_ The current interest rate for standard investments, such as a federal Treasury bond, stays the same between 2018-38. (Emphasis added.) Based on this “thought experiment”, the article concludes that the property owner in Marathon City does not benefi t from the growth in Marathon City’s TID. This claim is simply not accurate because it is based on a series of unrealistic assumptions, calculations featuring hypothetical scenarios, and values derived from those calculations designed solely to support the author’s opinion. Marathon City provided the paper a detailed response disproving the author’s conclusion and demonstrating that the hypothetical property owner’s benefits from growth in the TIDs would far exceed the paper’s calculation. Notably, none of the village’s responses were mentioned in the article, giving the false impression that the paper’s analysis of a hypothetical scenario was factually accurate. Further, Marathon City, its consulting engineer Vierbicher, and its financial consultant Ehlers, communicated to the paper multiple times their fundamental disagreement with the premise and conclusions drawn by the author. In fact, the paper’s statement “We can answer this question not as a real world prediction, but as a thought experiment that requires making some assumptions” indicates the analysis is not simply hypothetical, but actually has no real world applicability. The assumptions, calculations and derived values are skewed simply to support the opinion of the author.

In correspondence sent to the author on Sept. 25, the village requested that if the paper chose to publish its “analysis”, it should be in the form of an editorial opinion as the village did not view the “analysis” as “news.” However, after being presented with the village’s response and request, the author, editor, and publisher of The Record-Review

notified the village that they intended to publish the article “False Promise – When Growth Doesn’t Deliver” as an “investigative news article” and the editorial “End TIF Now” as a call to action for those seeking to uphold American Fundamentals.
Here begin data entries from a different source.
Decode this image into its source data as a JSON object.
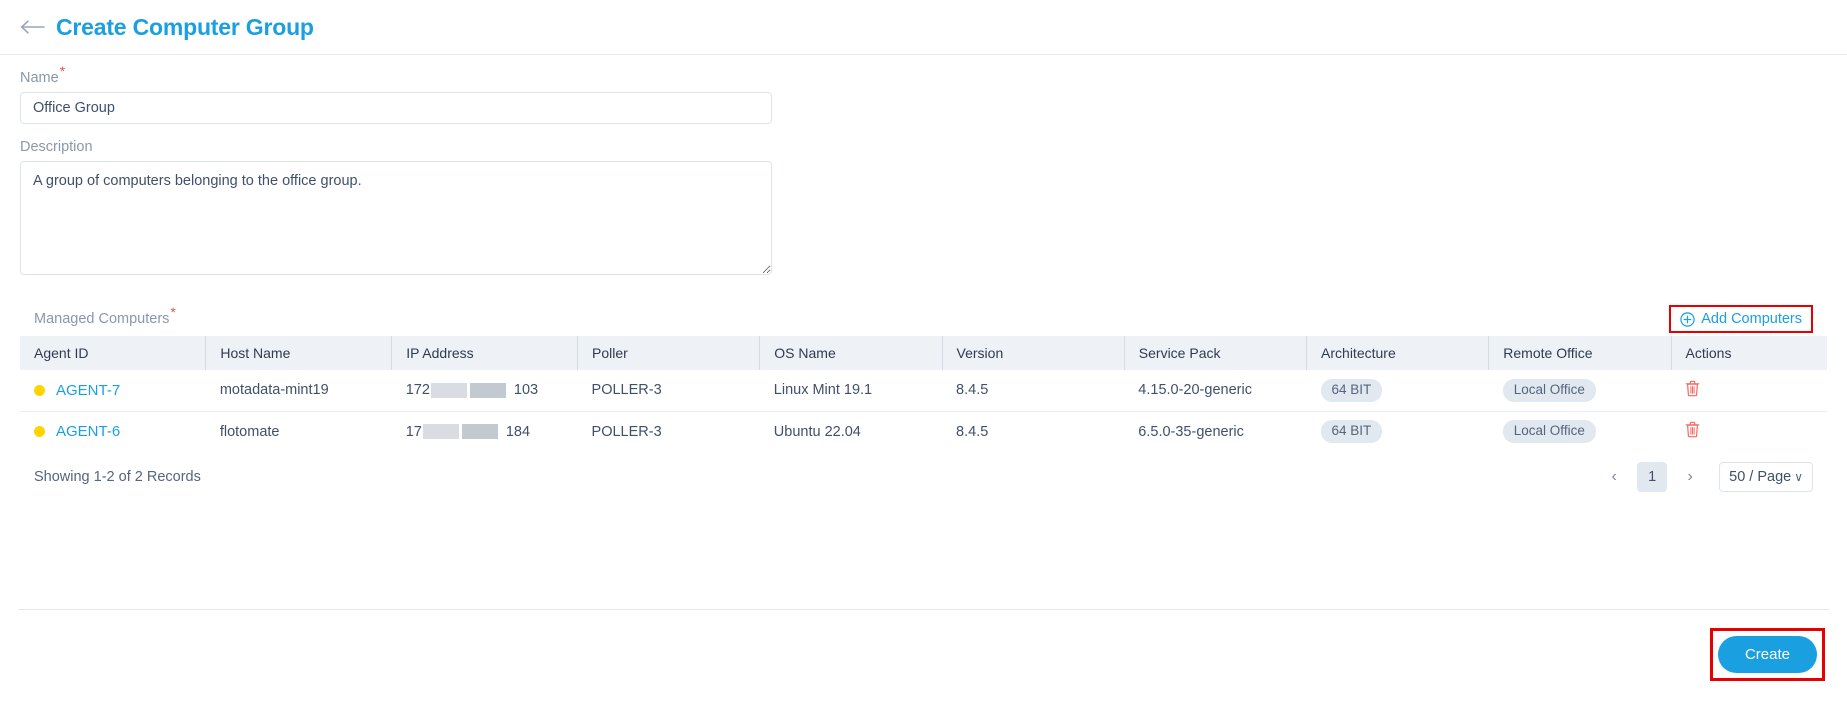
{
  "header": {
    "back_icon": "arrow-left-icon",
    "title": "Create Computer Group"
  },
  "form": {
    "name": {
      "label": "Name",
      "required_marker": "*",
      "value": "Office Group"
    },
    "description": {
      "label": "Description",
      "value": "A group of computers belonging to the office group."
    }
  },
  "managed_computers": {
    "label": "Managed Computers",
    "required_marker": "*",
    "add_button": {
      "label": "Add Computers",
      "icon": "circle-plus-icon"
    },
    "columns": [
      "Agent ID",
      "Host Name",
      "IP Address",
      "Poller",
      "OS Name",
      "Version",
      "Service Pack",
      "Architecture",
      "Remote Office",
      "Actions"
    ],
    "rows": [
      {
        "status": "yellow",
        "agent_id": "AGENT-7",
        "host_name": "motadata-mint19",
        "ip_prefix": "172",
        "ip_suffix": "103",
        "poller": "POLLER-3",
        "os_name": "Linux Mint 19.1",
        "version": "8.4.5",
        "service_pack": "4.15.0-20-generic",
        "architecture": "64 BIT",
        "remote_office": "Local Office",
        "action_icon": "trash-icon"
      },
      {
        "status": "yellow",
        "agent_id": "AGENT-6",
        "host_name": "flotomate",
        "ip_prefix": "17",
        "ip_suffix": "184",
        "poller": "POLLER-3",
        "os_name": "Ubuntu 22.04",
        "version": "8.4.5",
        "service_pack": "6.5.0-35-generic",
        "architecture": "64 BIT",
        "remote_office": "Local Office",
        "action_icon": "trash-icon"
      }
    ],
    "footer": {
      "records_text": "Showing 1-2 of 2 Records",
      "prev_label": "‹",
      "page_number": "1",
      "next_label": "›",
      "page_size": "50 / Page",
      "page_size_caret": "∨"
    }
  },
  "actions": {
    "create_label": "Create"
  },
  "colors": {
    "accent_blue": "#1a9fe0",
    "status_yellow": "#ffd400",
    "required_red": "#f05050",
    "annotation_red": "#e60000",
    "trash_red": "#f4685f",
    "header_bg": "#eef2f7",
    "pill_bg": "#e2e8f0"
  }
}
The village was given two options to respond and 48 hours to do so.

The article states “This is a story nobody wanted us to write” and that a wide variety of entities declined comment, and on that point at least, the article is correct. However, the reason for the lack of comments is not part of some sinister conspiracy, as the article implies. The article is simply not news. Rather, it is the opinion of one writer that misrepresents the success of TIDs in Marathon City and communities statewide. There is no illicit use of TIDs to get around state imposed levy limits, there is no “handing out bribes to businesses,” there is no free land, free blacktop or free storm sewer. Contrary to the editorial opinion, the wealthy don’t get wealthier by raising the property taxes of regular people through TIF. They do so by following simple American values: invest in your businesses, hire good employees, and deliver useful and needed products and services to the community. And communities that have the foresight to use TIF to their advantage in eliminating blight, cleaning up their environments, and redeveloping properties for the long-term community benefit should be applauded rather than falsely vilified.

So why did others communities not respond? Simply put, they were not singled out in the analysis. However, Marathon City responded because the article misstated the facts with respect to our community. In the author’s opinion, village taxpayers are being taken advantage of as a result of TID success. Nothing could be further from the truth. We felt it was important to disprove the analysis, object to the article’s portrayal of our village, and voice our disagreement with the author’s opinion.

Marathon City’s TIDs contain 21 new or expanded businesses, have brought hundreds of jobs to the community, have increased commerce in the village, funded a downtown redevelopment grant program, resulted in a 270 percent return on investment (ROI), and added nearly $37 milion in value to the village with more growth anticipated in the years to come. Ultimately, it is the real world success of the village’s TIDs that is the best and most meaningful response.